No Diwali is complete without a sumptuous feast of sweets and other delights. It is indeed the highlight of every Indian festival and it adds more enthusiasm to the festive spirit. Lets get our hands busy in making some gooey sweets and a traditional meal for the day with our family in the midst of the Diwali ambience that we have created. After all, a “balanced diet” is a Laddoo in each hand!
Style up the Diyas
Try to style up the Diyas and lights in different ways possible to add to the festive vibe.
- Stacked bangles, especially if it is colored glass bangles, would lighten up the corner when you place a small candle in the middle of it.
- Today we are told to have more of citrus fruits, so why not turn that to Diya after its use. A half sliced, squeezed lemon when inverted would give a Diya shape. Flaunt it.
- If you have some extra paper cups at home which has been of no use, turn it to a smart lighting. Make some holes in the cups, pass on the string lights through it and there you go – a perfect one for your corner.
- Floating candles are best if you have them in stock. A water filled glass bowl with some beautiful petals or flowers with fragrance is sure to lighten up the mood.
- Recycle light bulbs, candle-holders, Diyas and Agarbati stands for different styles of lighting. You may put your fairy lights in a glass bottle to make a pretty corner.
As I always insist on making memories, lets celebrate this Diwali with much peace, joy and enthusiasm. As we have been teaching our little ones about the 3Rs to save mother earth– Reuse, Recycle and Reduce, lets bring them in practice and show them its importance. Lets light up as many Diyas as a token of appreciation and thankfulness to all our frontline health workers. Say no to fireworks and have a pollution and smoke free Diwali. Cement your ties and build bonds by being with family and creating memories to cherish for a liftime. This too adds up to my lockdown memory album.

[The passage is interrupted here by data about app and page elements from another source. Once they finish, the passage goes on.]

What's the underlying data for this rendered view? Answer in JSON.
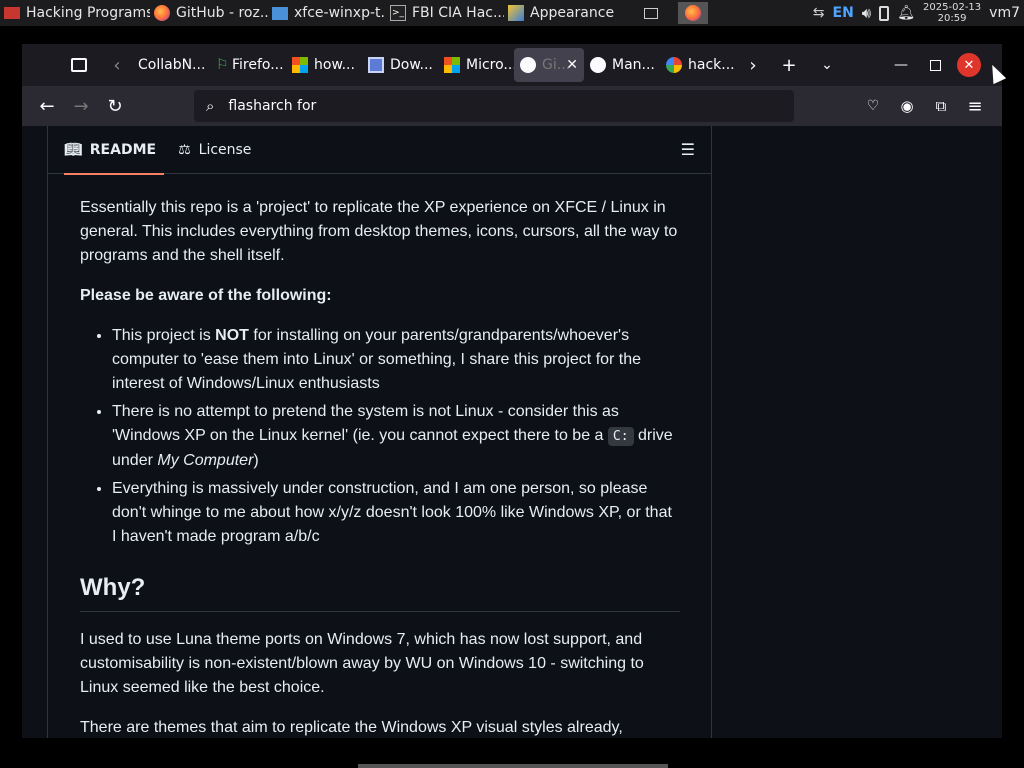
{
  "taskbar": {
    "tasks": [
      {
        "label": "Hacking Programs"
      },
      {
        "label": "GitHub - roz..."
      },
      {
        "label": "xfce-winxp-t..."
      },
      {
        "label": "FBI CIA Hac..."
      },
      {
        "label": "Appearance"
      }
    ],
    "language": "EN",
    "date": "2025-02-13",
    "time": "20:59",
    "user": "vm7"
  },
  "browser": {
    "tabs": [
      {
        "label": "CollabN..."
      },
      {
        "label": "Firefo..."
      },
      {
        "label": "how..."
      },
      {
        "label": "Dow..."
      },
      {
        "label": "Micro..."
      },
      {
        "label": "Gi..."
      },
      {
        "label": "Man..."
      },
      {
        "label": "hack..."
      }
    ],
    "address": "flasharch for"
  },
  "readme": {
    "tab_readme": "README",
    "tab_license": "License",
    "intro": "Essentially this repo is a 'project' to replicate the XP experience on XFCE / Linux in general. This includes everything from desktop themes, icons, cursors, all the way to programs and the shell itself.",
    "aware": "Please be aware of the following:",
    "b1_pre": "This project is ",
    "b1_bold": "NOT",
    "b1_post": " for installing on your parents/grandparents/whoever's computer to 'ease them into Linux' or something, I share this project for the interest of Windows/Linux enthusiasts",
    "b2_pre": "There is no attempt to pretend the system is not Linux - consider this as 'Windows XP on the Linux kernel' (ie. you cannot expect there to be a ",
    "b2_code": "C:",
    "b2_mid": " drive under ",
    "b2_em": "My Computer",
    "b2_post": ")",
    "b3": "Everything is massively under construction, and I am one person, so please don't whinge to me about how x/y/z doesn't look 100% like Windows XP, or that I haven't made program a/b/c",
    "why_heading": "Why?",
    "why_p1": "I used to use Luna theme ports on Windows 7, which has now lost support, and customisability is non-existent/blown away by WU on Windows 10 - switching to Linux seemed like the best choice.",
    "why_p2": "There are themes that aim to replicate the Windows XP visual styles already,"
  },
  "colors": {
    "bg": "#0d1117",
    "text": "#e6edf3",
    "border": "#30363d",
    "tab_underline": "#f78166",
    "close_btn": "#e0352b"
  }
}
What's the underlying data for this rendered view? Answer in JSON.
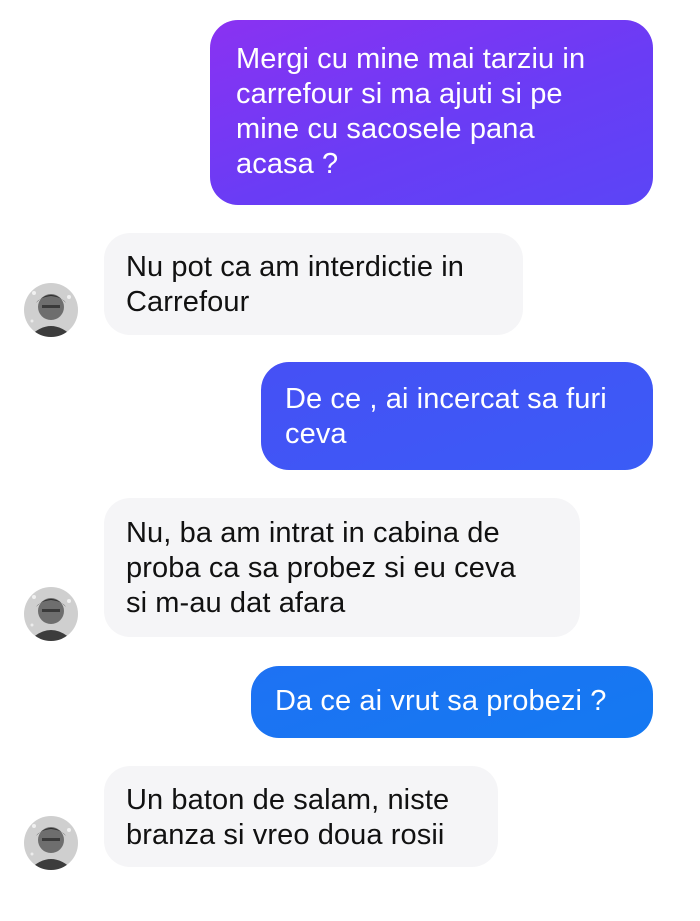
{
  "conversation": {
    "messages": [
      {
        "sender": "me",
        "text": "Mergi cu mine mai tarziu in\ncarrefour si ma ajuti si pe\nmine cu sacosele pana\nacasa ?"
      },
      {
        "sender": "contact",
        "text": "Nu pot ca am interdictie in\nCarrefour"
      },
      {
        "sender": "me",
        "text": "De ce , ai incercat sa furi\nceva"
      },
      {
        "sender": "contact",
        "text": "Nu, ba am intrat in cabina de\nproba ca sa probez si eu ceva\nsi m-au dat afara"
      },
      {
        "sender": "me",
        "text": "Da ce ai vrut sa probezi ?"
      },
      {
        "sender": "contact",
        "text": "Un baton de salam, niste\nbranza si vreo doua rosii"
      }
    ]
  },
  "avatar_icon": "contact-photo-avatar",
  "colors": {
    "outgoing_top": "#7a35f4",
    "outgoing_mid": "#3f57f6",
    "outgoing_bottom": "#1479f2",
    "incoming_bg": "#f5f5f7"
  }
}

May every Diya that will be lit on the evening of Diwali bring joy, prosperity and for everyone. Shubh Deepavali.